--- DATA SHOWN ---

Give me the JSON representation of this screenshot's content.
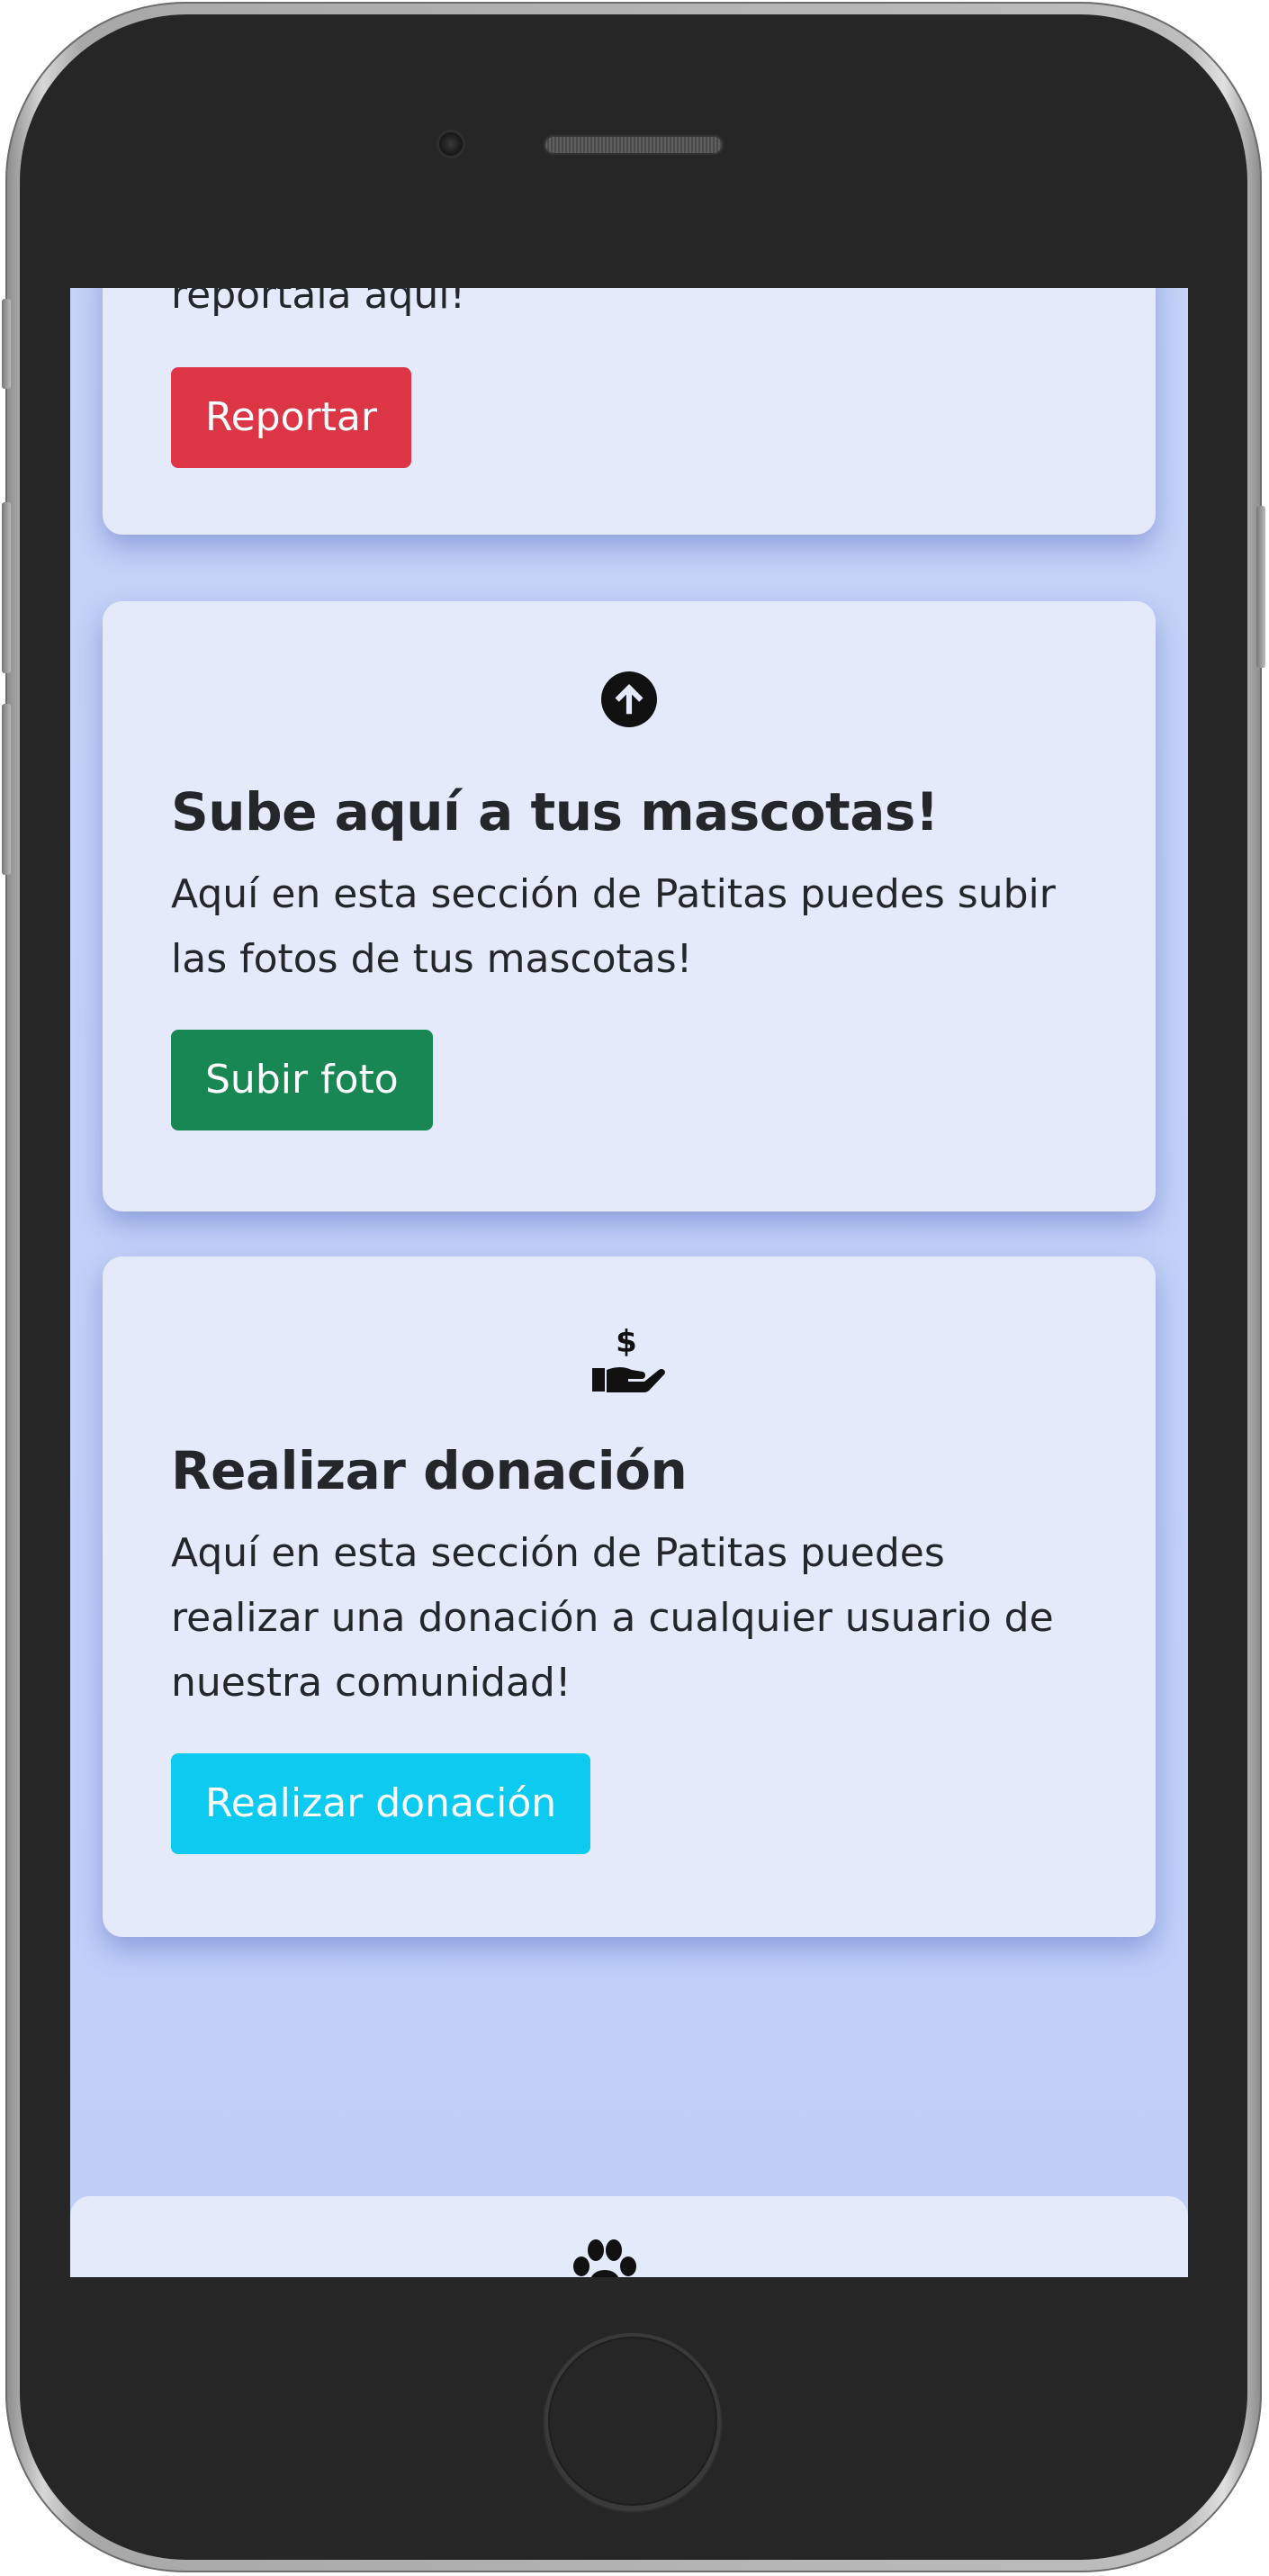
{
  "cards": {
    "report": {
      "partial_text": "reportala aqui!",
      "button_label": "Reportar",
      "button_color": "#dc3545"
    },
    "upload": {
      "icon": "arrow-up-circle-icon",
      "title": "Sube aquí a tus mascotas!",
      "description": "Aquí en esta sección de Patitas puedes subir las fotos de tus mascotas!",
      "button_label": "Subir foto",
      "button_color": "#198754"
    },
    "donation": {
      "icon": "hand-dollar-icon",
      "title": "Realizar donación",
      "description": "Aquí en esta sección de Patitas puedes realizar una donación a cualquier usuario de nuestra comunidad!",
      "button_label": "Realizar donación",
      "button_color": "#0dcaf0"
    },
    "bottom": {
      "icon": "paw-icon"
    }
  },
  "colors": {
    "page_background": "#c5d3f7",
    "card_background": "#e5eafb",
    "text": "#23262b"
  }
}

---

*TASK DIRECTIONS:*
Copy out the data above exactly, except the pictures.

*RESULT:*
Give me the JSON representation of this screenshot's content.
{
  "cards": {
    "report": {
      "partial_text": "reportala aqui!",
      "button_label": "Reportar",
      "button_color": "#dc3545"
    },
    "upload": {
      "icon": "arrow-up-circle-icon",
      "title": "Sube aquí a tus mascotas!",
      "description": "Aquí en esta sección de Patitas puedes subir las fotos de tus mascotas!",
      "button_label": "Subir foto",
      "button_color": "#198754"
    },
    "donation": {
      "icon": "hand-dollar-icon",
      "title": "Realizar donación",
      "description": "Aquí en esta sección de Patitas puedes realizar una donación a cualquier usuario de nuestra comunidad!",
      "button_label": "Realizar donación",
      "button_color": "#0dcaf0"
    },
    "bottom": {
      "icon": "paw-icon"
    }
  },
  "colors": {
    "page_background": "#c5d3f7",
    "card_background": "#e5eafb",
    "text": "#23262b"
  }
}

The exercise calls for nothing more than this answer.